------ Input records

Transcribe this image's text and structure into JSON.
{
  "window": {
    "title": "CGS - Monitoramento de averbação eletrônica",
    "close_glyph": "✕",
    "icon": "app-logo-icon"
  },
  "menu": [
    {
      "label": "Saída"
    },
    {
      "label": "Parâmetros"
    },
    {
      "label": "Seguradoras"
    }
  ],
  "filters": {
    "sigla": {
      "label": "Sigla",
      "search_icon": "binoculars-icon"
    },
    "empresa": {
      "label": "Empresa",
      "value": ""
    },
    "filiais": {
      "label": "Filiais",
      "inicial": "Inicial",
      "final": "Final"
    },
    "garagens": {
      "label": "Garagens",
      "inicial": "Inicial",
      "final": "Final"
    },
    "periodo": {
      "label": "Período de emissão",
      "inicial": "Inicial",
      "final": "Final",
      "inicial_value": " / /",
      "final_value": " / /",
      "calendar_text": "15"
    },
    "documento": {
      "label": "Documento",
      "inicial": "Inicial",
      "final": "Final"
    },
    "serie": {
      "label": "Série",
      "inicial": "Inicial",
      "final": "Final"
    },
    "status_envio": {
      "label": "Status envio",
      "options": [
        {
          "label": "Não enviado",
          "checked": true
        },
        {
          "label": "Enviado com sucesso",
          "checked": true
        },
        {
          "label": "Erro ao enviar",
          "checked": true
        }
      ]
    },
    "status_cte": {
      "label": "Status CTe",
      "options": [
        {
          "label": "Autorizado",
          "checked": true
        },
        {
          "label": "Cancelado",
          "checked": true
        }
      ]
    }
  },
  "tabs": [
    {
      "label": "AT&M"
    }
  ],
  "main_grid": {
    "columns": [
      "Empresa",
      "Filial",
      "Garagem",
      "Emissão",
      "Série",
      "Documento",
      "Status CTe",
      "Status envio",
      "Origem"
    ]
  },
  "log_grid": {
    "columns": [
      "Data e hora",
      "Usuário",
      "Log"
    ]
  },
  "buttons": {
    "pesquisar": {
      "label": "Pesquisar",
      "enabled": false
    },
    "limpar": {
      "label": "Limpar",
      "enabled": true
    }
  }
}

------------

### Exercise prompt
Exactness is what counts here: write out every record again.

### Response area
Transcribe this image's text and structure into JSON.
{
  "window": {
    "title": "CGS - Monitoramento de averbação eletrônica",
    "close_glyph": "✕",
    "icon": "app-logo-icon"
  },
  "menu": [
    {
      "label": "Saída"
    },
    {
      "label": "Parâmetros"
    },
    {
      "label": "Seguradoras"
    }
  ],
  "filters": {
    "sigla": {
      "label": "Sigla",
      "search_icon": "binoculars-icon"
    },
    "empresa": {
      "label": "Empresa",
      "value": ""
    },
    "filiais": {
      "label": "Filiais",
      "inicial": "Inicial",
      "final": "Final"
    },
    "garagens": {
      "label": "Garagens",
      "inicial": "Inicial",
      "final": "Final"
    },
    "periodo": {
      "label": "Período de emissão",
      "inicial": "Inicial",
      "final": "Final",
      "inicial_value": " / /",
      "final_value": " / /",
      "calendar_text": "15"
    },
    "documento": {
      "label": "Documento",
      "inicial": "Inicial",
      "final": "Final"
    },
    "serie": {
      "label": "Série",
      "inicial": "Inicial",
      "final": "Final"
    },
    "status_envio": {
      "label": "Status envio",
      "options": [
        {
          "label": "Não enviado",
          "checked": true
        },
        {
          "label": "Enviado com sucesso",
          "checked": true
        },
        {
          "label": "Erro ao enviar",
          "checked": true
        }
      ]
    },
    "status_cte": {
      "label": "Status CTe",
      "options": [
        {
          "label": "Autorizado",
          "checked": true
        },
        {
          "label": "Cancelado",
          "checked": true
        }
      ]
    }
  },
  "tabs": [
    {
      "label": "AT&M"
    }
  ],
  "main_grid": {
    "columns": [
      "Empresa",
      "Filial",
      "Garagem",
      "Emissão",
      "Série",
      "Documento",
      "Status CTe",
      "Status envio",
      "Origem"
    ]
  },
  "log_grid": {
    "columns": [
      "Data e hora",
      "Usuário",
      "Log"
    ]
  },
  "buttons": {
    "pesquisar": {
      "label": "Pesquisar",
      "enabled": false
    },
    "limpar": {
      "label": "Limpar",
      "enabled": true
    }
  }
}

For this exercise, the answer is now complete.